Craig Boddington - June 04, 2018

Whether you're going hunting or to the range, hitting your target is more fun when you have a...

The Winchester .350 Legend straight-wall cartridge is ideally suited for hunting hogs and deer; here's everything you need to know to make it work for you..350 Legend Cartridge: Everything You Need to Know Rifle

.350 Legend Cartridge: Everything You Need to Know

Tom Beckstrand - April 02, 2019

The Winchester .350 Legend straight-wall cartridge is ideally suited for hunting hogs and...

The first in this new family of Springfield Armory rifles is the Model 2020 Waypoint, the result of years of engineering, testing and evaluation, combined with premium grade components found on rifles costing thousands of dollars more.First Look: Springfield Armory Model 2020 Waypoint Bolt-Action Rifle Rifles

First Look: Springfield Armory Model 2020 Waypoint Bolt-Action Rifle

Guns & Ammo Staff - September 29, 2020

The first in this new family of Springfield Armory rifles is the Model 2020 Waypoint, the...

See More Trending Articles

More Handgun

When it comes to ammunition for personal defense, the Winchester Silvertip Jacketed Hollow Point (JHP) is a time-tested, proven round.Winchester Silvertip Ammo Features New Look, Pack Size in 2020 SHOT Show

Winchester Silvertip Ammo Features New Look, Pack Size in 2020

Guns & Ammo Digital Staff - January 28, 2020

When it comes to ammunition for personal defense, the Winchester Silvertip Jacketed Hollow...

Federal Ammunition introduces Punch: it's newest defensive handgun option for personal defenders.Federal Punch Defensive Handgun Ammo — New for 2020 Handgun

Federal Punch Defensive Handgun Ammo — New for 2020

Guns & Ammo Staff - May 20, 2020

Federal Ammunition introduces Punch: it's newest defensive handgun option for personal...

Whether you're looking to thin the herd of lawn-destroying gophers without alarming your neighbors, or if you simply need a low-noise alternative that helps protect your hearing while shooting, here's a look at five of the best subsonic .22 LR ammo loads.5 Best Subsonic .22 LR Ammo Options Rifle

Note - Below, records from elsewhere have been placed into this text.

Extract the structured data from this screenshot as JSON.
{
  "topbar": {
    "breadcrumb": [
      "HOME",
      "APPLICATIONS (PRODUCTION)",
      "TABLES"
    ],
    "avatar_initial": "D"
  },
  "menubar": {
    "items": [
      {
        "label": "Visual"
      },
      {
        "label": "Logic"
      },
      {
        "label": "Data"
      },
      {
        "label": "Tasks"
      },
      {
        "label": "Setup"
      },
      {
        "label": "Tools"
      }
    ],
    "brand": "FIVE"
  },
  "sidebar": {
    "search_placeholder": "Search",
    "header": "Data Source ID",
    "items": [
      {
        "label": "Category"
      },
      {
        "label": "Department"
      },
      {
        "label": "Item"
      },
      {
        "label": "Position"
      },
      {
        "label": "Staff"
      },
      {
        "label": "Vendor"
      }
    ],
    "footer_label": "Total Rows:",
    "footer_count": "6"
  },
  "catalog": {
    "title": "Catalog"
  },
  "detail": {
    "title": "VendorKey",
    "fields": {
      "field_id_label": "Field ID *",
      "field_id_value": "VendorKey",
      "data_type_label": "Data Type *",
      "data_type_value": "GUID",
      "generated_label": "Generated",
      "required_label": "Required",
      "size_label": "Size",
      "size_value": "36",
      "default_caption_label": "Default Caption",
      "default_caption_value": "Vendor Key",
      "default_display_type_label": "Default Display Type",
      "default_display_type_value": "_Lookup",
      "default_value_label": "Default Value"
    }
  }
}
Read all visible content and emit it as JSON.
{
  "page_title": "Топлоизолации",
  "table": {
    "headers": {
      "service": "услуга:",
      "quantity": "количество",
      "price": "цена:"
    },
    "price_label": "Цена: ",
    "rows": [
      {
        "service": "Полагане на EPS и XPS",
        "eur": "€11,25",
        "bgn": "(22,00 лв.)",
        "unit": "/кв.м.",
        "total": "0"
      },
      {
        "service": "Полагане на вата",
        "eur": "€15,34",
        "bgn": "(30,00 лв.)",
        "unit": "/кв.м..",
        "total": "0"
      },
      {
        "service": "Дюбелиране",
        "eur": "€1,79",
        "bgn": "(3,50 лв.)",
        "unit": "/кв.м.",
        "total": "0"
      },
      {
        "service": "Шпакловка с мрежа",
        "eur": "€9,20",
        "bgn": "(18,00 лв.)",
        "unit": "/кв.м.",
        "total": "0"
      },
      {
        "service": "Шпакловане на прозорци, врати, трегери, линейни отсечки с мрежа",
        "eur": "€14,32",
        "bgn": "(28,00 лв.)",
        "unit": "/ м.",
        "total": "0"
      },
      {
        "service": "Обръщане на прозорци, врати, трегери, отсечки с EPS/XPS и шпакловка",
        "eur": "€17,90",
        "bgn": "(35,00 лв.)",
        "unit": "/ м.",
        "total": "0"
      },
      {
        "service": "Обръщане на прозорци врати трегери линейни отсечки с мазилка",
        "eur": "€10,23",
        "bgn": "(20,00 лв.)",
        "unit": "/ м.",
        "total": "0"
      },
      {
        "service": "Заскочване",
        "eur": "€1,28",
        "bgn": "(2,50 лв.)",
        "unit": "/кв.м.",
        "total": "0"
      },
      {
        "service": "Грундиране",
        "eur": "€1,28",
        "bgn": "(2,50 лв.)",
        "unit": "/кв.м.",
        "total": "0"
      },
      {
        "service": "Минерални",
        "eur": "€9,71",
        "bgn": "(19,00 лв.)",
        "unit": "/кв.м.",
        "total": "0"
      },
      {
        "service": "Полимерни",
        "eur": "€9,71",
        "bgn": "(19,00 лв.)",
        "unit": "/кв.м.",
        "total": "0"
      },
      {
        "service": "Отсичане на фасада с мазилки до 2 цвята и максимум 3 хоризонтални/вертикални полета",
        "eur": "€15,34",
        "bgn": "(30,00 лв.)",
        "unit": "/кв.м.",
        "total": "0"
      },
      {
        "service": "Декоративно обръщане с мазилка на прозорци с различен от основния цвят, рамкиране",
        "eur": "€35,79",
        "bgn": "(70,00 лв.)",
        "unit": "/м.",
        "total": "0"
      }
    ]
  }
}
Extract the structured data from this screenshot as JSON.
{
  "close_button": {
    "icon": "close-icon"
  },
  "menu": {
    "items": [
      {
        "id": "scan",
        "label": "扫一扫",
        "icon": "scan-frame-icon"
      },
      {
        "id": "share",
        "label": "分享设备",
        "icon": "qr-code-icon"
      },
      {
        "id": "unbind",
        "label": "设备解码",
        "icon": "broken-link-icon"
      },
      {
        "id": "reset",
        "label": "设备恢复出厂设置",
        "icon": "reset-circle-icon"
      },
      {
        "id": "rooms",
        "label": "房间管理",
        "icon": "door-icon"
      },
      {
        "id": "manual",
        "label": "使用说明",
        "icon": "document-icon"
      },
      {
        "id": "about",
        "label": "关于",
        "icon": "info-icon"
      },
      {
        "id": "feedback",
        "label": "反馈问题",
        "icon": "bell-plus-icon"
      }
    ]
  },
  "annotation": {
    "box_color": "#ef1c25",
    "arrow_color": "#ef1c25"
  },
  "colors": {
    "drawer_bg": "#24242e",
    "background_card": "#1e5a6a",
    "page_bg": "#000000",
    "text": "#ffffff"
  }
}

5 Best Subsonic .22 LR Ammo Options

Eric Conn - September 17, 2019

Whether you're looking to thin the herd of lawn-destroying gophers without alarming your...

The new Federal Syntech Defense and Training Match loads push the Syntech line into bold new territory.Federal Syntech Defense and Training Match Pistol Ammo Handgun

Federal Syntech Defense and Training Match Pistol Ammo

Eric Conn - September 05, 2019

The new Federal Syntech Defense and Training Match loads push the Syntech line into bold new...

See More Handgun

Magazine Cover

GET THE MAGAZINE Subscribe & Save

Digital Now Included!

SUBSCRIBE NOW

Give a Gift   |   Subscriber Services

PREVIEW THIS MONTH'S ISSUE Arrow

Buy Digital Single Issues

Don't miss an issue.
Buy single digital issue for your phone or tablet.

Buy Single Digital Issue on the Guns & Ammo App

Other Magazines

See All Other Magazines

Special Interest Magazines

See All Special Interest Magazines

GET THE NEWSLETTER Join the List and Never Miss a Thing.

Phone Icon

Get Digital Access.

All Guns and Ammo subscribers now have digital access to their magazine content. This means you have the option to read your magazine on most popular phones and tablets.

To get started, click the link below to visit mymagnow.com and learn how to access your digital magazine.

Get Digital Access

Not a Subscriber?
Subscribe Now